The album "stars" Peter Frampton and the Bee Gees and you'd think that's as hot as a record could get. Not even the Beatles ever had the top five singles in the country at the same time (the Bee Gees had something to do with all five earlier this year), and Frampton sold more two-record sets than anyone in the universe until people caught "Saturday Night Fever." However, like a basketball team with too many superstars, this quartet (there are three Bee Gees) never jells.
Frampton's work is so airy that no one will ever again believe that he once rocked the Fillmore with Humble Pie. His solo, "The Long and Winding Road," would make Andy Williams proud, and his vocals with the Bee Gees on "Getting Better" and "With a Little Help From My Friends" nearly disappear as they leave his mouth. The Bee Gees fare a bit better, especially during "Nowhere Man" and Robin Gibb's "Oh! Darling." But anyone waiting for the perfectly balanced excitement of "Saturday Night Fever" better find a new record.
The rest of the two discs is a pastiche of the ridiculous and the sublime. Steve Martin's "Maxwell's Silver Hammer" is predictably funny and newcomer Sandy Farina's "Here Comes the Sun" is a pleasant surprise. The two best tracks are Earth, Wind and Fire's jazzy "Got to Get You Into My Life" and Aerosmith manages to tone down their usual Black Maria howl long enough to inject just the right amount of menace to a genuinely menacing song. After that, the package has problems.
One problem is that it's not really "Sgt. Pepper's Lonely Hearts Club Band" at all, but a collection of Beatle tunes redone by various artists as a movie soundtrack.
In fact, of the 28 songs on the two records, only 10 are from the Beatles' "Sgt. Pepper." Two originals - "Within You and Without You" and "Lovely Rita" - don't show up at all.
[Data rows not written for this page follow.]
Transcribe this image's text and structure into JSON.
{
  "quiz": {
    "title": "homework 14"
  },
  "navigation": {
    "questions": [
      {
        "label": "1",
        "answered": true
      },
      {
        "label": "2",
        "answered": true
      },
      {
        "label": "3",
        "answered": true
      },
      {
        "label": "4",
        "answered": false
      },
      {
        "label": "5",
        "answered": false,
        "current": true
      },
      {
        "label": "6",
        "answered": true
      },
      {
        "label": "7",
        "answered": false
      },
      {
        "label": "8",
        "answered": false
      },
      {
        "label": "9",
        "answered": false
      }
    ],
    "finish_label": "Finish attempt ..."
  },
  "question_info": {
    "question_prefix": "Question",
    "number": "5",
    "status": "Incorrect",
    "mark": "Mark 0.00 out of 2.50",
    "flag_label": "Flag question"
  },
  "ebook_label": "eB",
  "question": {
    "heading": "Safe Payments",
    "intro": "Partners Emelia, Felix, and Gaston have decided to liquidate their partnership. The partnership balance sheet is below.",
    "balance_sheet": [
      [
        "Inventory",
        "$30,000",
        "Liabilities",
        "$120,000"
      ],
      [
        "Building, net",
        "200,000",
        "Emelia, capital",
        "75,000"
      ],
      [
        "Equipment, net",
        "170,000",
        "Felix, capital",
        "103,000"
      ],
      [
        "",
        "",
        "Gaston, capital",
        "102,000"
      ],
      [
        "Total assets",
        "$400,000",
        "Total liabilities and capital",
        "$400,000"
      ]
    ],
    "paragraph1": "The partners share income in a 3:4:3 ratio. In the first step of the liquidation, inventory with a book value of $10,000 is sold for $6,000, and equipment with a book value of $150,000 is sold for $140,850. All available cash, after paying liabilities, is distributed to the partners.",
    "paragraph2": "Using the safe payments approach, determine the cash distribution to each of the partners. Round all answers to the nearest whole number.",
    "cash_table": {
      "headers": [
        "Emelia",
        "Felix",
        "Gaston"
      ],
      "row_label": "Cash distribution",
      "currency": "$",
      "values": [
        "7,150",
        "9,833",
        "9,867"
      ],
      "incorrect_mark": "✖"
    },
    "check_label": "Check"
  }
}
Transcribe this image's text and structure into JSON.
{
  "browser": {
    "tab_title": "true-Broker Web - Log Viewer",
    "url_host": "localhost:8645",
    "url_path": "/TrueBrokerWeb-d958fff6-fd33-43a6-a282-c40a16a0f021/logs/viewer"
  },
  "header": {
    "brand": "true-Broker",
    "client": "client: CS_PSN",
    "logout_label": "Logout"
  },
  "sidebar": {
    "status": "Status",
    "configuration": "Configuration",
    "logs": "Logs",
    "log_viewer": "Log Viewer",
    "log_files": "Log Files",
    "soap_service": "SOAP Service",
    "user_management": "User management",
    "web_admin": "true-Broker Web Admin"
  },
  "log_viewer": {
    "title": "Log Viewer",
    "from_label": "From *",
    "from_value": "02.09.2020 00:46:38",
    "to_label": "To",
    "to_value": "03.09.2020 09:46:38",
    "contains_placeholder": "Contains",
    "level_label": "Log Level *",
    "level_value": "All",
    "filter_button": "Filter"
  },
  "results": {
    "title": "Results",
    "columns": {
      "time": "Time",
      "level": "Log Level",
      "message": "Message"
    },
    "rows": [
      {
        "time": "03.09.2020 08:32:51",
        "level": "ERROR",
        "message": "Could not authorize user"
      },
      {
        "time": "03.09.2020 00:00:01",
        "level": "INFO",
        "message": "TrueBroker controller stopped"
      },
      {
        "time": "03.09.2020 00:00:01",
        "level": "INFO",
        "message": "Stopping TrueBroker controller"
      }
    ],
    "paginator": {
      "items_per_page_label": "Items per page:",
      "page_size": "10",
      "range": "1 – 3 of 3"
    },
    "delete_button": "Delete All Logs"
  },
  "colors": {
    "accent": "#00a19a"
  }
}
Instead, we get Billy Preston doing a souled-out "Get Back" and Alice Cooper mugging his way through "Because." George Burns even manages to tiptoe his way around "Fixing a Hole."
Probably the most alarming thing about the whole project is the way every tune has been geared to mass consumption. Hooks and orchestrations run rampant and any hint of strength is coated with sugar. With all due respect to the past accomplishments of producer George Martin (who produced the Beatle original), the two cuts with guts - "Get to Get You Into My Life" and "Come Together" - are produced by Maurice White and Jack Douglas (with Martin) respectively.
Despite all this, "Sgt. Pepper's Lonely Hearts Club Band" may make a lot of money for RSO. It might be just the pabulum contemporary audiences need to shield them from taxes, inflaction and the fight for human rights.
There is nothing wrong with a good time. And no one is saying that rock musicians, producers and promoters can't occassionally put on the dog. But when a major work of art is reduced to caricature, someone has gone too far.